▶ [Your instructions]
All lines holding the word "vendas" are to be copied from the records beneath.

▶ [Information]
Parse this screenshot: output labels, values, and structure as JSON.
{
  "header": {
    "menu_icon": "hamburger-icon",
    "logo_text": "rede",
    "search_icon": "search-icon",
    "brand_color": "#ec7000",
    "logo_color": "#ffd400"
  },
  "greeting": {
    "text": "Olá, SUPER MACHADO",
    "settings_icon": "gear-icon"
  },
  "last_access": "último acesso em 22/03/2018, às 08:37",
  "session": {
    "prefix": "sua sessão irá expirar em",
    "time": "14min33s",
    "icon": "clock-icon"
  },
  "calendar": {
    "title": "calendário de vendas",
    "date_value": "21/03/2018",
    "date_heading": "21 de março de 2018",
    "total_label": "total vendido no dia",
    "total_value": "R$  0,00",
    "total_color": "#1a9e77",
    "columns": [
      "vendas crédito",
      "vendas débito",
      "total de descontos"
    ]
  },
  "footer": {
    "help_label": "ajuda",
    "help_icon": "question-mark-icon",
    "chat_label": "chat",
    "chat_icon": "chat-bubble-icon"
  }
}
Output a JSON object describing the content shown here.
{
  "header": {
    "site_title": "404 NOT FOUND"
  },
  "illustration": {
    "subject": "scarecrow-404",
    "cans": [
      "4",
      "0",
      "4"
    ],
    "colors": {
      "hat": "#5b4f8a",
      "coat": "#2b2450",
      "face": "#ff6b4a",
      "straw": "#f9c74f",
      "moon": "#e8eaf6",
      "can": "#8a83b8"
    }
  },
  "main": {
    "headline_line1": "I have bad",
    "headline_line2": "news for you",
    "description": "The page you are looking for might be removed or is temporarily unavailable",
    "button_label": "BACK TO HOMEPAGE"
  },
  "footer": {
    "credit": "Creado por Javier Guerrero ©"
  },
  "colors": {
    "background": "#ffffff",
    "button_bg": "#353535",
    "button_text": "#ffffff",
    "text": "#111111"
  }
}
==
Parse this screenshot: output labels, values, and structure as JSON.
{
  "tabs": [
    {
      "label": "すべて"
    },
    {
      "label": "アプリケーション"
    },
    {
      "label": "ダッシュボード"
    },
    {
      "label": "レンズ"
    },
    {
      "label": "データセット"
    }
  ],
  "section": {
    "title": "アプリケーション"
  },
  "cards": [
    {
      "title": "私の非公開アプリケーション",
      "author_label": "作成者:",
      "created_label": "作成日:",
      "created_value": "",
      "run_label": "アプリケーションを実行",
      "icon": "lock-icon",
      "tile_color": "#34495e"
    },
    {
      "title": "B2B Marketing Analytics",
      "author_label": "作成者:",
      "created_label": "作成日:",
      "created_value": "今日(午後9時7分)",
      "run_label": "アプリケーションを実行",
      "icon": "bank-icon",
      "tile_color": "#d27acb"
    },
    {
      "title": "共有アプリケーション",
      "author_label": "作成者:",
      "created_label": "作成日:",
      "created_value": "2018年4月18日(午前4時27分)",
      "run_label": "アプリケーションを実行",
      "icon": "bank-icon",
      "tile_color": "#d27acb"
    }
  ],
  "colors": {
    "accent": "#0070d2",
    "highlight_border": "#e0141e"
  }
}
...
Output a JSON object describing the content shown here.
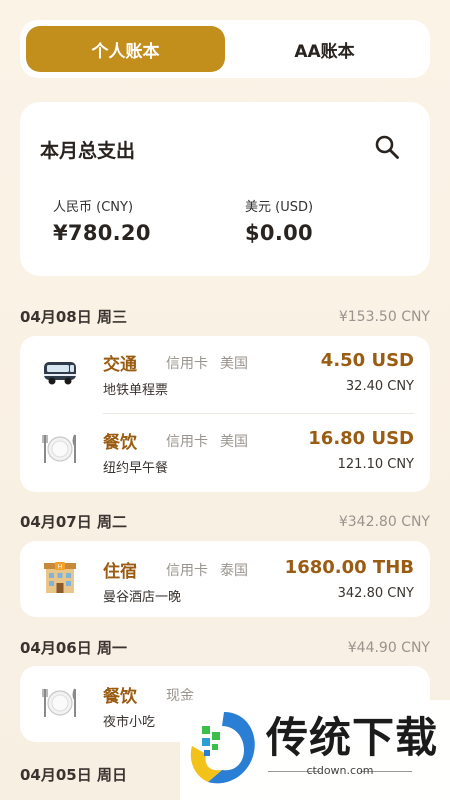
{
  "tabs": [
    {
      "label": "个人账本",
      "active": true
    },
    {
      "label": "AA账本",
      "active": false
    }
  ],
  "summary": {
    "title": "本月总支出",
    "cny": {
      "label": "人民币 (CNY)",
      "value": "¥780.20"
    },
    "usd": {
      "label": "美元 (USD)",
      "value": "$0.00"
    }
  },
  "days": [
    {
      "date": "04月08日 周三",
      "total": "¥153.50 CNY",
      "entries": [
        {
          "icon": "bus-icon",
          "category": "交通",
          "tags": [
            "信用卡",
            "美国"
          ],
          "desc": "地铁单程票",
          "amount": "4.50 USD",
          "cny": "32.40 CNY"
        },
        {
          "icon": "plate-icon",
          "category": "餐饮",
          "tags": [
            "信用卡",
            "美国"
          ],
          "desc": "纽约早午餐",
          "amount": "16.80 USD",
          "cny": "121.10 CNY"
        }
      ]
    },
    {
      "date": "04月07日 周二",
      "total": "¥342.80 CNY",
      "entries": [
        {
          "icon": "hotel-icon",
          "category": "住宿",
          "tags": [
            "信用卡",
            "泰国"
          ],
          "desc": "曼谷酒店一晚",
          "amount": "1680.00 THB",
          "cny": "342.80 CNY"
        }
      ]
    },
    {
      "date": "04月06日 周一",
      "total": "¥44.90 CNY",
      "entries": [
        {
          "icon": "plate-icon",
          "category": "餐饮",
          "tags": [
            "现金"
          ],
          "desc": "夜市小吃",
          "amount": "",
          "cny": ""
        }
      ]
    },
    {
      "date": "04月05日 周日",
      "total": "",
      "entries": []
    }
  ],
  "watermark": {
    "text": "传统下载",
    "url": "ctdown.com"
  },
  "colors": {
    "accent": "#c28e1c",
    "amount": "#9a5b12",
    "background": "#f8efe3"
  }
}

▶ [Solution to the problem]
    "title": "calendário de vendas",
      "vendas crédito",
      "vendas débito",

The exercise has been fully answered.